Ball State University Army ROTC has produced more than 600 graduates with military science minors and commissions as second lieutenants in the U.S. Army, Army National Guard, and U.S. Army Reserve.

Criminal justice is the most common major within Ball State Army ROTC; however, our students have majors from elementary education, nursing, physics, architecture, business, anthropology, construction management, exercise science, and industrial technology, to name a few. All fields of study come together to serve in the Profession of Arms, built upon the foundation of trust and the Army values.

Caleb DuttonCaleb Dutton talks about the rewards and benefits he gained from ROTC.


Ball State University Army ROTC selects, educates, trains, and commissions college students to be officers and leaders of character in the Total Army; it instills the values of citizenship, national and community service, personal responsibility, and a sense of accomplishment in high school students.


Ball State University Army ROTC strives to become recognized as the premier commissioning source in developing critical-thinking leaders capable of operating in often ambiguous, complex, and uncertain military and civilian environments with a clear understanding and passion for service. Choosing to be a part of something bigger than themselves, these students become leaders and citizens of character, values, and the understanding of their role in service to this nation and its citizens.

Army Values

  • Loyalty - Bear true faith and allegiance to the U.S. Constitution, the Army, your unit and other soldiers. Bearing true faith and allegiance is a matter of believing in and devoting yourself to something or someone.
  • Duty - Fulfill your obligations. Doing your duty means more than carrying out your assigned tasks.
  • Respect - Treat people as they should be treated.
  • Selfless Service - Put the welfare of the nation, the Army, and your subordinates before your own. Selfless service is larger than just one person.
  • Honor - Honor is a matter of carrying out, acting, and living the values of respect, duty, loyalty, selfless service, integrity, and personal courage in everything you do.
  • Integrity - Do what’s right, legally and morally.
  • Personal Courage - Face fear, danger, or adversity, physical or moral.

History of the Program

After a seven-year absence, Army ROTC came to the campus in September 1978 and would begin as an extension center of the Indiana Institute of Technology (IIT), and Ball State has had active duty cadre assigned to it since the beginning of the 1979-80 academic year. Since its inception, Ball State Army ROTC enrollment has continued to grow, resulting in a role reversal. Ball State has become the host detachment, and IIT/IPFW are extension centers. 

The first professor of military science, Lt. Col. Donald. S. Bergin, arrived in July 1980, transferring all the administrative reporting responsibilities to Muncie, Indiana. Ball State Army ROTC was officially recognized as a department by the university on July 1, 1981, and appointed as an official host institution on September 9, 1981. 
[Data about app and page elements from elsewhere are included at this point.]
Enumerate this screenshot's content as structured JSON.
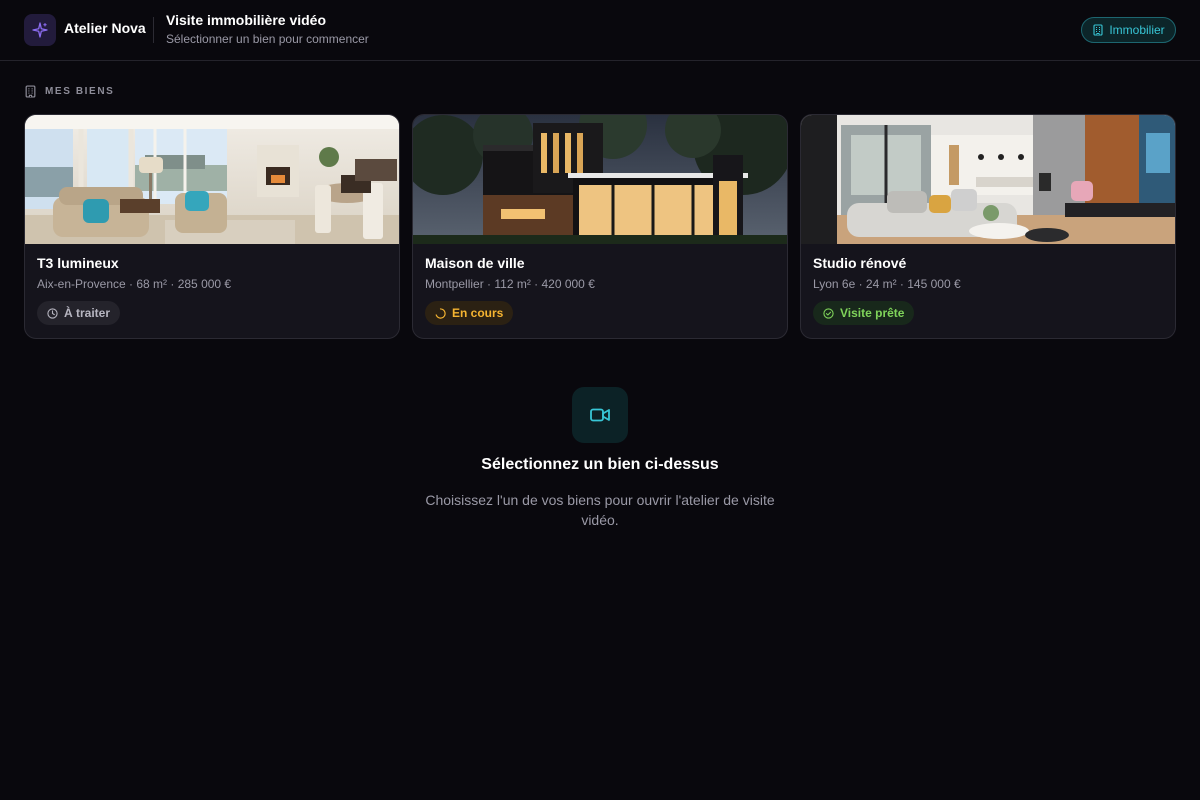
{
  "header": {
    "brand": "Atelier Nova",
    "title": "Visite immobilière vidéo",
    "subtitle": "Sélectionner un bien pour commencer",
    "category_pill": "Immobilier",
    "accent": "#38c6d6",
    "logo_icon": "sparkles-icon"
  },
  "section": {
    "label": "MES BIENS",
    "icon": "building-icon"
  },
  "properties": [
    {
      "title": "T3 lumineux",
      "meta": "Aix-en-Provence · 68 m² · 285 000 €",
      "status": "À traiter",
      "status_icon": "clock-icon",
      "status_color": "#b7b6c1"
    },
    {
      "title": "Maison de ville",
      "meta": "Montpellier · 112 m² · 420 000 €",
      "status": "En cours",
      "status_icon": "spinner-icon",
      "status_color": "#f5b431"
    },
    {
      "title": "Studio rénové",
      "meta": "Lyon 6e · 24 m² · 145 000 €",
      "status": "Visite prête",
      "status_icon": "check-circle-icon",
      "status_color": "#7fd35a"
    }
  ],
  "empty_state": {
    "icon": "video-camera-icon",
    "title": "Sélectionnez un bien ci-dessus",
    "description": "Choisissez l'un de vos biens pour ouvrir l'atelier de visite vidéo."
  }
}
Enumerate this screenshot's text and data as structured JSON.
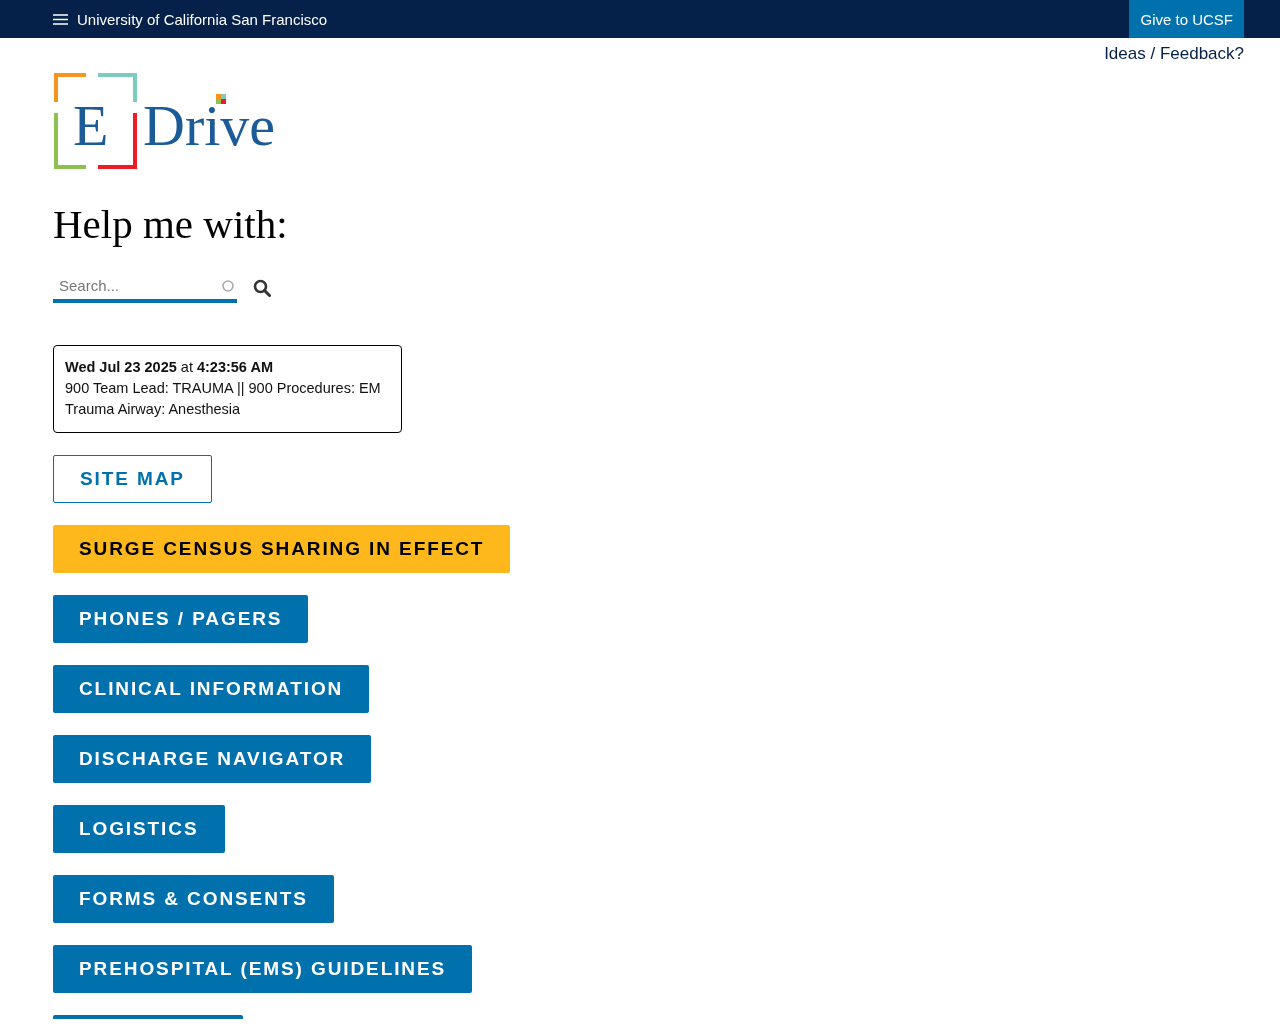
{
  "top_bar": {
    "title": "University of California San Francisco",
    "give_button": "Give to UCSF"
  },
  "feedback_link": "Ideas / Feedback?",
  "logo": {
    "letter": "E",
    "word": "Drive"
  },
  "heading": "Help me with:",
  "search": {
    "placeholder": "Search..."
  },
  "notice": {
    "date": "Wed Jul 23 2025",
    "at": "at",
    "time": "4:23:56 AM",
    "lines": [
      "900 Team Lead: TRAUMA || 900 Procedures: EM",
      "Trauma Airway: Anesthesia"
    ]
  },
  "buttons": [
    {
      "label": "SITE MAP",
      "kind": "outline"
    },
    {
      "label": "SURGE CENSUS SHARING IN EFFECT",
      "kind": "warning"
    },
    {
      "label": "PHONES / PAGERS",
      "kind": "primary"
    },
    {
      "label": "CLINICAL INFORMATION",
      "kind": "primary"
    },
    {
      "label": "DISCHARGE NAVIGATOR",
      "kind": "primary"
    },
    {
      "label": "LOGISTICS",
      "kind": "primary"
    },
    {
      "label": "FORMS & CONSENTS",
      "kind": "primary"
    },
    {
      "label": "PREHOSPITAL (EMS) GUIDELINES",
      "kind": "primary"
    }
  ]
}
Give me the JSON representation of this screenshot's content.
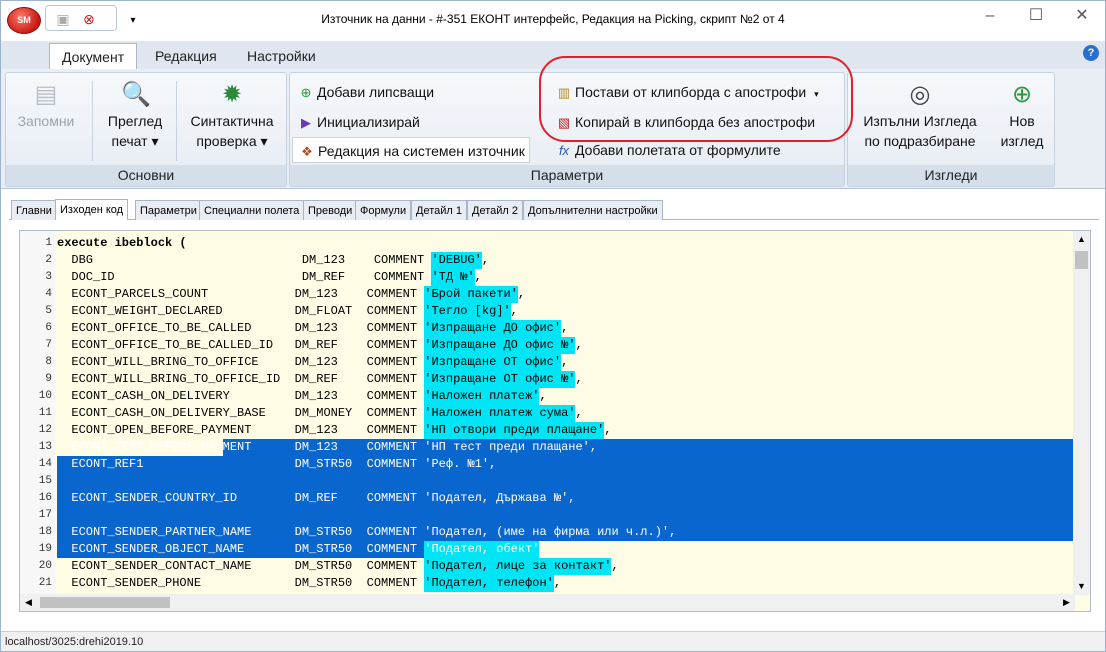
{
  "window": {
    "title": "Източник на данни - #-351 ЕКОНТ интерфейс, Редакция на Picking, скрипт №2 от 4",
    "logo_text": "SM"
  },
  "ribbon_tabs": [
    "Документ",
    "Редакция",
    "Настройки"
  ],
  "groups": {
    "basic": {
      "label": "Основни",
      "save": "Запомни",
      "preview": [
        "Преглед",
        "печат ▾"
      ],
      "syntax": [
        "Синтактична",
        "проверка ▾"
      ]
    },
    "params": {
      "label": "Параметри",
      "add_missing": "Добави липсващи",
      "initialize": "Инициализирай",
      "edit_system_source": "Редакция на системен източник",
      "paste_apostrophes": "Постави от клипборда с апострофи",
      "copy_no_apostrophes": "Копирай в клипборда без апострофи",
      "add_formula_fields": "Добави полетата от формулите"
    },
    "views": {
      "label": "Изгледи",
      "run_default": [
        "Изпълни Изгледа",
        "по подразбиране"
      ],
      "new_view": [
        "Нов",
        "изглед"
      ]
    }
  },
  "content_tabs": [
    "Главни",
    "Изходен код",
    "Параметри",
    "Специални полета",
    "Преводи",
    "Формули",
    "Детайл 1",
    "Детайл 2",
    "Допълнителни настройки"
  ],
  "code_lines": [
    {
      "n": "1",
      "text": "execute ibeblock ("
    },
    {
      "n": "2",
      "text": "  DBG                             DM_123    COMMENT 'DEBUG',"
    },
    {
      "n": "3",
      "text": "  DOC_ID                          DM_REF    COMMENT 'ТД №',"
    },
    {
      "n": "4",
      "text": "  ECONT_PARCELS_COUNT            DM_123    COMMENT 'Брой пакети',"
    },
    {
      "n": "5",
      "text": "  ECONT_WEIGHT_DECLARED          DM_FLOAT  COMMENT 'Тегло [kg]',"
    },
    {
      "n": "6",
      "text": "  ECONT_OFFICE_TO_BE_CALLED      DM_123    COMMENT 'Изпращане ДО офис',"
    },
    {
      "n": "7",
      "text": "  ECONT_OFFICE_TO_BE_CALLED_ID   DM_REF    COMMENT 'Изпращане ДО офис №',"
    },
    {
      "n": "8",
      "text": "  ECONT_WILL_BRING_TO_OFFICE     DM_123    COMMENT 'Изпращане ОТ офис',"
    },
    {
      "n": "9",
      "text": "  ECONT_WILL_BRING_TO_OFFICE_ID  DM_REF    COMMENT 'Изпращане ОТ офис №',"
    },
    {
      "n": "10",
      "text": "  ECONT_CASH_ON_DELIVERY         DM_123    COMMENT 'Наложен платеж',"
    },
    {
      "n": "11",
      "text": "  ECONT_CASH_ON_DELIVERY_BASE    DM_MONEY  COMMENT 'Наложен платеж сума',"
    },
    {
      "n": "12",
      "text": "  ECONT_OPEN_BEFORE_PAYMENT      DM_123    COMMENT 'НП отвори преди плащане',"
    },
    {
      "n": "13",
      "text": "  ECONT_TEST_BEFORE_PAYMENT      DM_123    COMMENT 'НП тест преди плащане',"
    },
    {
      "n": "14",
      "text": "  ECONT_REF1                     DM_STR50  COMMENT 'Реф. №1',"
    },
    {
      "n": "15",
      "text": ""
    },
    {
      "n": "16",
      "text": "  ECONT_SENDER_COUNTRY_ID        DM_REF    COMMENT 'Подател, Държава №',"
    },
    {
      "n": "17",
      "text": ""
    },
    {
      "n": "18",
      "text": "  ECONT_SENDER_PARTNER_NAME      DM_STR50  COMMENT 'Подател, (име на фирма или ч.л.)',"
    },
    {
      "n": "19",
      "text": "  ECONT_SENDER_OBJECT_NAME       DM_STR50  COMMENT 'Подател, обект',"
    },
    {
      "n": "20",
      "text": "  ECONT_SENDER_CONTACT_NAME      DM_STR50  COMMENT 'Подател, лице за контакт',"
    },
    {
      "n": "21",
      "text": "  ECONT_SENDER_PHONE             DM_STR50  COMMENT 'Подател, телефон',"
    }
  ],
  "status_text": "localhost/3025:drehi2019.10",
  "colors": {
    "selection": "#0a66cf",
    "string_highlight": "#00e5f5",
    "annotation": "#e0202a"
  }
}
Today, the Ball State Army ROTC is one of the largest programs in a five state area and continues the legacy dating back to 1918.